Preparations to set up for the Carrier Classic have been taking place throughout the week, with the construction of a full basketball court and bleachers seating 7,000 people on the flight deck of the USS Carl Vinson.
The weather seems to be cooperating – the anticipated Friday storm is expected to come in late, and the game has a 4 p.m. start. The bulk of the weekend rain is predicted to be coming in early Saturday, according to the National Weather Service.
If fickle Mother Nature defies the forecasts and sends rain during the game, a duplicate basketball court and bleachers seating 2,000 people are being constructed in the carrier's hanger bay.
“One of the things that you have to plan for with an event of this magnitude is weather. Unfortunately there is a probability of rain on Friday, so in the hanger deck we are building a duplicate deck, (with) smaller grand stands though,” said Thomas Lee, a co-founder of the Morale Entertainment Foundation, the event organizer.
“Our idea is not to turn anyone away, if that were to happen, on a random basis we will have people in sections come down and enjoy the game.”
Many aspects of the unique inaugural event, a match-up between the North Carolina Tar Heels and the Michigan State Spartans, are being covered. USA Today offered an inside look at the USS Vinson, as did ESPN.
An ESPN anchor, Hannah Storm, offered a peek via Twitter at the network's set, built aboard the aircraft carrier.
The New York Times focused on the challenge Michigan State's coach issued to his players, by scheduling the game against a college basketball giant, North Carolina.
Locally, Navy personnel are psyched – and their enthusiasm is being rewarded.
Naval Aircrewman 3rd Class Marco Gilio and Naval Aircrewman 3rd Class Carlin Henderson have donated over 30 hours of their time assisting with construction. In return, the squadron will be giving them tickets.
“It is a really cool opportunity to be able to help set up for this event.
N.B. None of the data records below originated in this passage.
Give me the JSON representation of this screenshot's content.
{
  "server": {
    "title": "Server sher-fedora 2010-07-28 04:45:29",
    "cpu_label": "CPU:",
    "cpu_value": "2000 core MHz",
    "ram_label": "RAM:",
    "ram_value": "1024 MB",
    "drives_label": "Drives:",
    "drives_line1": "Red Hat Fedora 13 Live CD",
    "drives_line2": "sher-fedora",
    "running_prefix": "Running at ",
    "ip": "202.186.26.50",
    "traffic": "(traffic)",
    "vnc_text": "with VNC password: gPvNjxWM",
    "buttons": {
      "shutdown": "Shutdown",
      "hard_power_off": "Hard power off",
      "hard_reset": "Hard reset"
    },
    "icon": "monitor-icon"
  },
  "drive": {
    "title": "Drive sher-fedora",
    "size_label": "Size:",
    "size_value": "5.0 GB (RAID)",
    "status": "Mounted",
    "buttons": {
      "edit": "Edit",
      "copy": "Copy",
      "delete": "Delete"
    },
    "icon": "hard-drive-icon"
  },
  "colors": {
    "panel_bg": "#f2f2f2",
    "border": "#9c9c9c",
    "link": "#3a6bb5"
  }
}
I really enjoy being a part of this entire process,” said Gilio. “I can't wait for the game.”
The players' excitement is showing as well.
“When I first heard about the whole big idea of the carrier I was kinda nervous because this is a game that puts you to the test,” said Branden Dawson, a Michigan State guard. “This is something big for the program and the players.
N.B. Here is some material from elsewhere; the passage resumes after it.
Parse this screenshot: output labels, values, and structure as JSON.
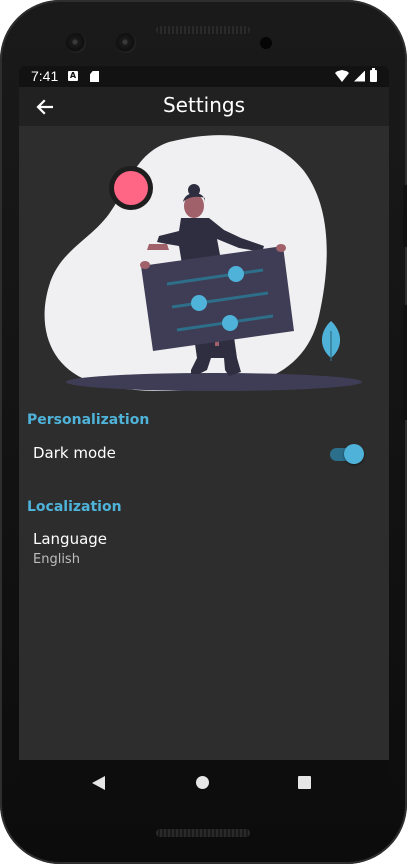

“We're hyped and excited [to be in] this big atmosphere with the troops, the press and the millions of people that have a chance to watch the game.”
Both teams expressed their gratitude to be among the first players to participate in the classic.
“I'm so honored that they chose UNC to be able to go out there to San Diego and not only represent our school but also support the troops,” said Harrison Barnes, UNC Tar Heels Forward. “They do so much for us. They go out there and put their lives on the line every day.”
This opportunity will give the players from both teams the opportunity to interact with sailors and learn more about the military culture.
“We as basketball players get so much press so I think it's kinda nice to realize what this game is really about,” said Barnes. “It's not UNC versus Michigan State. It's about showing appreciation for our troops. A lot of wounded warriors are going to be there and I want to say thank you to them.”
Part of the criteria for the Carrier Classic was that it could not cost the taxpayers any money at all, said Lee. The Morale Entertainment Foundation, primarily a volunteer organization that aims to keep service members' spirits up, has undertaken all of the potential liabilities, which cost millions of dollars.
City News Service, Mass Communication Specialist 3rd Class Shannon Burns, Defense Media Activity, and Mass Communication Specialist Seaman Amanda Huntoon, Navy Public Affairs Support Element West, contributed to this report.